**Task description:**
The number of lines below containing the word "Eigenschaften" is all that should be returned.

**Data shown:**
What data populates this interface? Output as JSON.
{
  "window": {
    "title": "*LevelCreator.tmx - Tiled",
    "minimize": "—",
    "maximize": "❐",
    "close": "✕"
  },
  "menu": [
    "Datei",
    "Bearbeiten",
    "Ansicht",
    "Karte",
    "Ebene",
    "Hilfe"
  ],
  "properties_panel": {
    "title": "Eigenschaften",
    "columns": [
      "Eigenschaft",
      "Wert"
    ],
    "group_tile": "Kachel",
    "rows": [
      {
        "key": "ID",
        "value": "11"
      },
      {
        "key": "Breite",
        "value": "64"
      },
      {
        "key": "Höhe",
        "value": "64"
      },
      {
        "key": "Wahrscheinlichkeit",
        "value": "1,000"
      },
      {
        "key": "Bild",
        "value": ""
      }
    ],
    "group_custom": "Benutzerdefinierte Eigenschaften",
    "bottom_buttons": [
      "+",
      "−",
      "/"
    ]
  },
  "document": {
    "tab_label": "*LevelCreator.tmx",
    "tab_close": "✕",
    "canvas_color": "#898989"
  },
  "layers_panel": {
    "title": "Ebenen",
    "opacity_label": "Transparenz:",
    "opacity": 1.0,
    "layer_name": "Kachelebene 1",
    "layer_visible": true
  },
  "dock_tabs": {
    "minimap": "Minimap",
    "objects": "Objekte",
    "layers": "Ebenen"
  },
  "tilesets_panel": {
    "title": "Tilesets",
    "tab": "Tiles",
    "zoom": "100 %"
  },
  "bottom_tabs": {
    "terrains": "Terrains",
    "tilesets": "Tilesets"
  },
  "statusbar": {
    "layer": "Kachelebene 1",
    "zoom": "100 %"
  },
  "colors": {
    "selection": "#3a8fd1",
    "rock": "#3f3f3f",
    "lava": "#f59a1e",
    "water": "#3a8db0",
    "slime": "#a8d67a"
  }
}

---

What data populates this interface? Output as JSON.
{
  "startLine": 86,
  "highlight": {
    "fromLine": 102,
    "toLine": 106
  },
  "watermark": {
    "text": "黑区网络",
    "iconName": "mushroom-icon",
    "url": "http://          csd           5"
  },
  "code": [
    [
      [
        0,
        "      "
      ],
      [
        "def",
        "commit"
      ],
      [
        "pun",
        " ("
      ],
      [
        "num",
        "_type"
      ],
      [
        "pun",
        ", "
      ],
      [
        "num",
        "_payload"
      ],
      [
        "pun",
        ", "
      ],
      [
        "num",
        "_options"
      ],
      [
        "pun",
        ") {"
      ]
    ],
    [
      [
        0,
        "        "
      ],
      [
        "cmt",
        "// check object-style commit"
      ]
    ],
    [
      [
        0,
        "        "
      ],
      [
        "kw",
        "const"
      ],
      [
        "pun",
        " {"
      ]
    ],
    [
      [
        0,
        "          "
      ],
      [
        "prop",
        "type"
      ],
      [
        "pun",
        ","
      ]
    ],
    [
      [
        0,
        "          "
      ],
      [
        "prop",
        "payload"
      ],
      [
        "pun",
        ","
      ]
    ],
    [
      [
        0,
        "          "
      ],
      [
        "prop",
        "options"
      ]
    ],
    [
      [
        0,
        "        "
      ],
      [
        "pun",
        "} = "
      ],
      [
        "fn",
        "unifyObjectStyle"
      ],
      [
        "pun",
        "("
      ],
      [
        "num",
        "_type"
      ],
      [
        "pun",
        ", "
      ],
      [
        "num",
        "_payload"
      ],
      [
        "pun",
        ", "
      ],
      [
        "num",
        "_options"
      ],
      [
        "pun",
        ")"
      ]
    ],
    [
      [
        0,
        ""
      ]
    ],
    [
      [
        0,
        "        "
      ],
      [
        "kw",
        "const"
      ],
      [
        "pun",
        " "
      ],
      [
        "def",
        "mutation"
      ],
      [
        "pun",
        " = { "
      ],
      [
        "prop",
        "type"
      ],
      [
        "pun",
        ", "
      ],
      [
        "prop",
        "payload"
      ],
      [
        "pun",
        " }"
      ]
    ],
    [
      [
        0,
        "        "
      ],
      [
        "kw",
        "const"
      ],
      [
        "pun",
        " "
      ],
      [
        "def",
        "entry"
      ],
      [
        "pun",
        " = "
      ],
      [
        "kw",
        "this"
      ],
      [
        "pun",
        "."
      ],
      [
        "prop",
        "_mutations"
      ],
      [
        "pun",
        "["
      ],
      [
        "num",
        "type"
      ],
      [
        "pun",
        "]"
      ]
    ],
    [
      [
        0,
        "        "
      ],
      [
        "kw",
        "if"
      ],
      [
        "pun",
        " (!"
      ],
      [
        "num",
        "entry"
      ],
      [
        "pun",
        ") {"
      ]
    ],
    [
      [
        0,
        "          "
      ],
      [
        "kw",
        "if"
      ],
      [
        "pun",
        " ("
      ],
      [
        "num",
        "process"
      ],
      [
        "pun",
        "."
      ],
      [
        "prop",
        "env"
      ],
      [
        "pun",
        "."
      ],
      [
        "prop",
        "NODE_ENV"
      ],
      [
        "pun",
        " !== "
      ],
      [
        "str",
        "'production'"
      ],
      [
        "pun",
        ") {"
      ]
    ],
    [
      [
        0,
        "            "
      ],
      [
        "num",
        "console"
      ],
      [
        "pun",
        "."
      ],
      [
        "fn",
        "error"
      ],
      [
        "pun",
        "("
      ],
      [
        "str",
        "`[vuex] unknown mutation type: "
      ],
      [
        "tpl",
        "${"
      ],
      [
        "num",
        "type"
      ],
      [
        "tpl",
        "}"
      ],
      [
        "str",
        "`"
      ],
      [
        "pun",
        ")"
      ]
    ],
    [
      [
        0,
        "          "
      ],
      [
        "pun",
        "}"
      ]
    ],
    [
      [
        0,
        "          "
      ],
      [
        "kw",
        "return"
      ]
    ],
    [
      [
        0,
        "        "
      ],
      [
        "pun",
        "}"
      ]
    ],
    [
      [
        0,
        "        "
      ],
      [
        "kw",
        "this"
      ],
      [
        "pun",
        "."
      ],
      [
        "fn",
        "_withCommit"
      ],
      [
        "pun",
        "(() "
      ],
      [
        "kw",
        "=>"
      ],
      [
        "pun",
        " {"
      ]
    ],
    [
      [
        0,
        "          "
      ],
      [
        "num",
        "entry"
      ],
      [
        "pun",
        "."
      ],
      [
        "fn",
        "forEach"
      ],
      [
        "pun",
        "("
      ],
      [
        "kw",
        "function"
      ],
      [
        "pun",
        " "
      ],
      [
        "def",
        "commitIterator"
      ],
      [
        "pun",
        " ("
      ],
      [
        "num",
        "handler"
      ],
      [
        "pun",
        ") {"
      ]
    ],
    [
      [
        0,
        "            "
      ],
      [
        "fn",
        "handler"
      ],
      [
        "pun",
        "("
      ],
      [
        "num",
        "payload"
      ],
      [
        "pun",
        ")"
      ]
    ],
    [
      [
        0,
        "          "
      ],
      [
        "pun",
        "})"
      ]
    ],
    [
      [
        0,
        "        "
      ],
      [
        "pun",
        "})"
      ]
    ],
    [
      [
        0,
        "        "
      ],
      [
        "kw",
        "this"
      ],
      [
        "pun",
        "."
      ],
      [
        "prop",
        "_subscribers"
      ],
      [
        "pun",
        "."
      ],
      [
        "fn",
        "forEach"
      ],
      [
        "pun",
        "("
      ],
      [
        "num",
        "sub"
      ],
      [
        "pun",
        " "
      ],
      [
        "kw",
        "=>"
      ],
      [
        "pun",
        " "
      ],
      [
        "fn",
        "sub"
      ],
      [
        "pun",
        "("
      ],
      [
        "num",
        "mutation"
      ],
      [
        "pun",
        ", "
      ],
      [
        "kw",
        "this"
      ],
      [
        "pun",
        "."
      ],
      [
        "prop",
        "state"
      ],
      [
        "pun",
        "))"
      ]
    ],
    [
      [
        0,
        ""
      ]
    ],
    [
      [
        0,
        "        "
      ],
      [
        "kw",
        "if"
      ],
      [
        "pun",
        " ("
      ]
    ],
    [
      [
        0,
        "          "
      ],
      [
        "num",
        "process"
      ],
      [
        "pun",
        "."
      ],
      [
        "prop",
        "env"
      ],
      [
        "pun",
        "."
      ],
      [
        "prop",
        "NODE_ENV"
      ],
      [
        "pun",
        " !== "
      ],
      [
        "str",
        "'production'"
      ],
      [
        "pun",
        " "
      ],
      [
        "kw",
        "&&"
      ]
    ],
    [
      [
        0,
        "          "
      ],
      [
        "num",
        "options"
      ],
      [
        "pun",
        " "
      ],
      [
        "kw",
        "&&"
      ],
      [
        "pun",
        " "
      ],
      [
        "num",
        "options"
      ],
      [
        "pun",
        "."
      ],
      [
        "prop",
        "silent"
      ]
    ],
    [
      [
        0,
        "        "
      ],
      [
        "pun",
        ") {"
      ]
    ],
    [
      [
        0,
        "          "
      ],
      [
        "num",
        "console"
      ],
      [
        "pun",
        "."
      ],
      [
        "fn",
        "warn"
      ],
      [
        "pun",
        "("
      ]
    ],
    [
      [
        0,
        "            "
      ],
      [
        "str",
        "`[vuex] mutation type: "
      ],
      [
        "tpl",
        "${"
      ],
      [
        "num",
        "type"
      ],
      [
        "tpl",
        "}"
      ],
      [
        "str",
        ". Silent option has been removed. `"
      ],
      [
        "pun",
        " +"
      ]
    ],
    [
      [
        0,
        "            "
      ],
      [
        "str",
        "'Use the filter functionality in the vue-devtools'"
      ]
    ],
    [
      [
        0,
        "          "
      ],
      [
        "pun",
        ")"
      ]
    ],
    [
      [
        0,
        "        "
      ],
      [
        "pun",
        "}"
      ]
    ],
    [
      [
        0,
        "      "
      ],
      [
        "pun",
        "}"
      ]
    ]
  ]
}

**Task response:**
2